By: Anne Lee

For those old enough to remember when man first stepped on to the moon in 1969 the idea you’d be setting up your week’s grazing plan and allocating cows to paddocks based on a picture from space is something of a sci fi wonder.

But it’s a reality and for a price, farmers – initially in parts of Canterbury but soon to be nationwide – can expect to get an email once a week with an image taken by satellites hurtling around Earth and passing over New Zealand every day.

Along with the inbox image will be a feed wedge, graphically displaying pasture cover in kilograms of drymatter (DM)/ha from highest to lowest with paddocks identified along the bottom axis.

There will also be a list of paddocks, each with its average cover.

Standing for satellite pasture and cover evaluation, the new SPACE service offered by LIC has been able to correlate the images measured by the satellites with drymatter covers by calibrating the images with data from actual drymatter yield information and the clever use of algorithms.

In the past the ability to get useful information has been confounded by cloud cover and the frequency of cloudy days.

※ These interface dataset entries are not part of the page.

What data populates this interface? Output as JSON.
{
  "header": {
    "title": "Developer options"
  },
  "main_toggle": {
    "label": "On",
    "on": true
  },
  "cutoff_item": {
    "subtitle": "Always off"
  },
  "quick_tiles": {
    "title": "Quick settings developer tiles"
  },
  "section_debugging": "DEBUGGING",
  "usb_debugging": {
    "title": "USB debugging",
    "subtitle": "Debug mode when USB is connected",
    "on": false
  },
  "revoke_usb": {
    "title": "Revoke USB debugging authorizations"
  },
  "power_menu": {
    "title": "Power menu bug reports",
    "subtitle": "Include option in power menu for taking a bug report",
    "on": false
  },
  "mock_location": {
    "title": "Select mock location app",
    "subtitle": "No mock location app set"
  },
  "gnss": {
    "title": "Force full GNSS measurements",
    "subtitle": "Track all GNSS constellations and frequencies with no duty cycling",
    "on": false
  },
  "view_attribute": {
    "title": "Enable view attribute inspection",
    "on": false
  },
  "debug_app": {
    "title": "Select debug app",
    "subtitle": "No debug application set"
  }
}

But as the number of satellites circling Earth has increased LIC has now been able to source information from satellites passing over the country every day.

Based on weather information LIC expects farmers can expect to have data every 7-10 days even in winter.

South Island Dairy Development Centre executive director Ron Pellow says the Lincoln University Dairy Farm LUDF has been part of trialling the new technology comparing the weekly farm walk data collected using the rising plate meter with reports from the satellite.

“It’s increasingly representing the data as we’ve collected it,” he says.

The satellite image of the farm is useful with a level of detail that shows variability within a paddock.

Just as the platemeter data gives an average cover for a paddock so too does the SPACE report but the image shows just how variable the covers might be within that paddock.

Given LUDF has issues at some times with what the platemeter is telling the farm management team compared with what the cows are telling them, Pellow says the SPACE report also needs to be looked at as a tool.

For LUDF having the weekly information from the SPACE report isn’t likely to mean an end to the farm walks members of the farming public are free to join each week, Pellow says.

“But we may stop plating the whole farm on those walks in the future and use that farm walk as a way to analyse the information form SPACE, validate it and have a discussion about what we’re going to do based on the information.

“It will be less about collecting the data and more about interpreting it and making decisions.”

Pellow says the consistency of the information would be of benefit to those farms where they struggle to have the same person plating the farm each week or if they struggle for time to walk the whole farm frequently enough.

For those with MINDA Land and Feed the information is also loaded automatically into the programme and for those with other pasture management software the data comes in a way that farmers can easily manually upload it into any programme.

Initially SPACE is being offered to farmers within two 1000 square km areas – one around Dunsandel and one around Hinds but the expectation is it will be rolled out across the country as soon as possible.

Until January 22, 2018 the service is being offered free to farmers in the two areas to allow them to trial it.

From January 22 the costs will vary according to the area of the farm with a 100-150 hectare farm able to subscribe to the service for $2250/ year or $187.50 a month. For a 301-400ha farm the cost is $3000/year or $250/month.